### DATASET RECORDS ###

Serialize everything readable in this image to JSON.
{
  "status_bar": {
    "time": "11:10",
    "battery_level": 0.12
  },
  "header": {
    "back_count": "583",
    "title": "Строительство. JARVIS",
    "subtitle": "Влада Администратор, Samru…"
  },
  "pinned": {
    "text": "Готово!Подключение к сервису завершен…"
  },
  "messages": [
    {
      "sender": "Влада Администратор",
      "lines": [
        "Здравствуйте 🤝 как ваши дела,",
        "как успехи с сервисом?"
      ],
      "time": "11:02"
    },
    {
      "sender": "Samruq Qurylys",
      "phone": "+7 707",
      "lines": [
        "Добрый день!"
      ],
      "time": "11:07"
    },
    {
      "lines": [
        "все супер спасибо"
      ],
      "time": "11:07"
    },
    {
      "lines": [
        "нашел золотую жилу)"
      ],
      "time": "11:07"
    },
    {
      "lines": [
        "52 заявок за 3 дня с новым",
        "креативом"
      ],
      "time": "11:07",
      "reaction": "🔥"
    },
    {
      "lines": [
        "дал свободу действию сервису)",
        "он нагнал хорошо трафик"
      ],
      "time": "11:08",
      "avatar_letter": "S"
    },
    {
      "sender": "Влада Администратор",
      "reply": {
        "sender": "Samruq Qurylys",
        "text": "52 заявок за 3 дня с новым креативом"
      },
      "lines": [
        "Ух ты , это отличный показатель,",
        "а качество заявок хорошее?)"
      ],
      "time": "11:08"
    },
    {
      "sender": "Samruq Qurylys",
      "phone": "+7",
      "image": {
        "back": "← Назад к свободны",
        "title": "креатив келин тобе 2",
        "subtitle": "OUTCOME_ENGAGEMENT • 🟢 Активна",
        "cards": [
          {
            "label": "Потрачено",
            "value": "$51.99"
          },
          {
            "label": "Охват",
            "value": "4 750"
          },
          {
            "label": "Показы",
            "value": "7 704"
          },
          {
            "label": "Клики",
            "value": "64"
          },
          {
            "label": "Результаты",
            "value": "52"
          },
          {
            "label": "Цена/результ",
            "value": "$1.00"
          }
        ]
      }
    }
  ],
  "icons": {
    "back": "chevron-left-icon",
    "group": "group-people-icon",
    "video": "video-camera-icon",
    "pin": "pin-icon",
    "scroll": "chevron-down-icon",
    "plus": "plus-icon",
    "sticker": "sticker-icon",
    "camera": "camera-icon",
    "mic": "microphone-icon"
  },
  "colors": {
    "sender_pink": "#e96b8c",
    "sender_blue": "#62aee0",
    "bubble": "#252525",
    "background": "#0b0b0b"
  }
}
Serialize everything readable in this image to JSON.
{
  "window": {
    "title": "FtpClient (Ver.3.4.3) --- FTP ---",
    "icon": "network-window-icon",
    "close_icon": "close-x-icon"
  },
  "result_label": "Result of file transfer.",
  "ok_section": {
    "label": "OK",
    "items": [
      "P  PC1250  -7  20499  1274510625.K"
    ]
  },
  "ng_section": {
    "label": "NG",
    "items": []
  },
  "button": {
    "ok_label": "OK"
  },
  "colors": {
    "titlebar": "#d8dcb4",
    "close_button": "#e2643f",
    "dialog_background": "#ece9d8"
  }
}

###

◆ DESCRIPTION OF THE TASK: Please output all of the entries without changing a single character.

◆ OUTPUT FOR THIS TASK:
Serialize everything readable in this image to JSON.
{
  "status_bar": {
    "time": "11:10",
    "battery_level": 0.12
  },
  "header": {
    "back_count": "583",
    "title": "Строительство. JARVIS",
    "subtitle": "Влада Администратор, Samru…"
  },
  "pinned": {
    "text": "Готово!Подключение к сервису завершен…"
  },
  "messages": [
    {
      "sender": "Влада Администратор",
      "lines": [
        "Здравствуйте 🤝 как ваши дела,",
        "как успехи с сервисом?"
      ],
      "time": "11:02"
    },
    {
      "sender": "Samruq Qurylys",
      "phone": "+7 707",
      "lines": [
        "Добрый день!"
      ],
      "time": "11:07"
    },
    {
      "lines": [
        "все супер спасибо"
      ],
      "time": "11:07"
    },
    {
      "lines": [
        "нашел золотую жилу)"
      ],
      "time": "11:07"
    },
    {
      "lines": [
        "52 заявок за 3 дня с новым",
        "креативом"
      ],
      "time": "11:07",
      "reaction": "🔥"
    },
    {
      "lines": [
        "дал свободу действию сервису)",
        "он нагнал хорошо трафик"
      ],
      "time": "11:08",
      "avatar_letter": "S"
    },
    {
      "sender": "Влада Администратор",
      "reply": {
        "sender": "Samruq Qurylys",
        "text": "52 заявок за 3 дня с новым креативом"
      },
      "lines": [
        "Ух ты , это отличный показатель,",
        "а качество заявок хорошее?)"
      ],
      "time": "11:08"
    },
    {
      "sender": "Samruq Qurylys",
      "phone": "+7",
      "image": {
        "back": "← Назад к свободны",
        "title": "креатив келин тобе 2",
        "subtitle": "OUTCOME_ENGAGEMENT • 🟢 Активна",
        "cards": [
          {
            "label": "Потрачено",
            "value": "$51.99"
          },
          {
            "label": "Охват",
            "value": "4 750"
          },
          {
            "label": "Показы",
            "value": "7 704"
          },
          {
            "label": "Клики",
            "value": "64"
          },
          {
            "label": "Результаты",
            "value": "52"
          },
          {
            "label": "Цена/результ",
            "value": "$1.00"
          }
        ]
      }
    }
  ],
  "icons": {
    "back": "chevron-left-icon",
    "group": "group-people-icon",
    "video": "video-camera-icon",
    "pin": "pin-icon",
    "scroll": "chevron-down-icon",
    "plus": "plus-icon",
    "sticker": "sticker-icon",
    "camera": "camera-icon",
    "mic": "microphone-icon"
  },
  "colors": {
    "sender_pink": "#e96b8c",
    "sender_blue": "#62aee0",
    "bubble": "#252525",
    "background": "#0b0b0b"
  }
}
Serialize everything readable in this image to JSON.
{
  "window": {
    "title": "FtpClient (Ver.3.4.3) --- FTP ---",
    "icon": "network-window-icon",
    "close_icon": "close-x-icon"
  },
  "result_label": "Result of file transfer.",
  "ok_section": {
    "label": "OK",
    "items": [
      "P  PC1250  -7  20499  1274510625.K"
    ]
  },
  "ng_section": {
    "label": "NG",
    "items": []
  },
  "button": {
    "ok_label": "OK"
  },
  "colors": {
    "titlebar": "#d8dcb4",
    "close_button": "#e2643f",
    "dialog_background": "#ece9d8"
  }
}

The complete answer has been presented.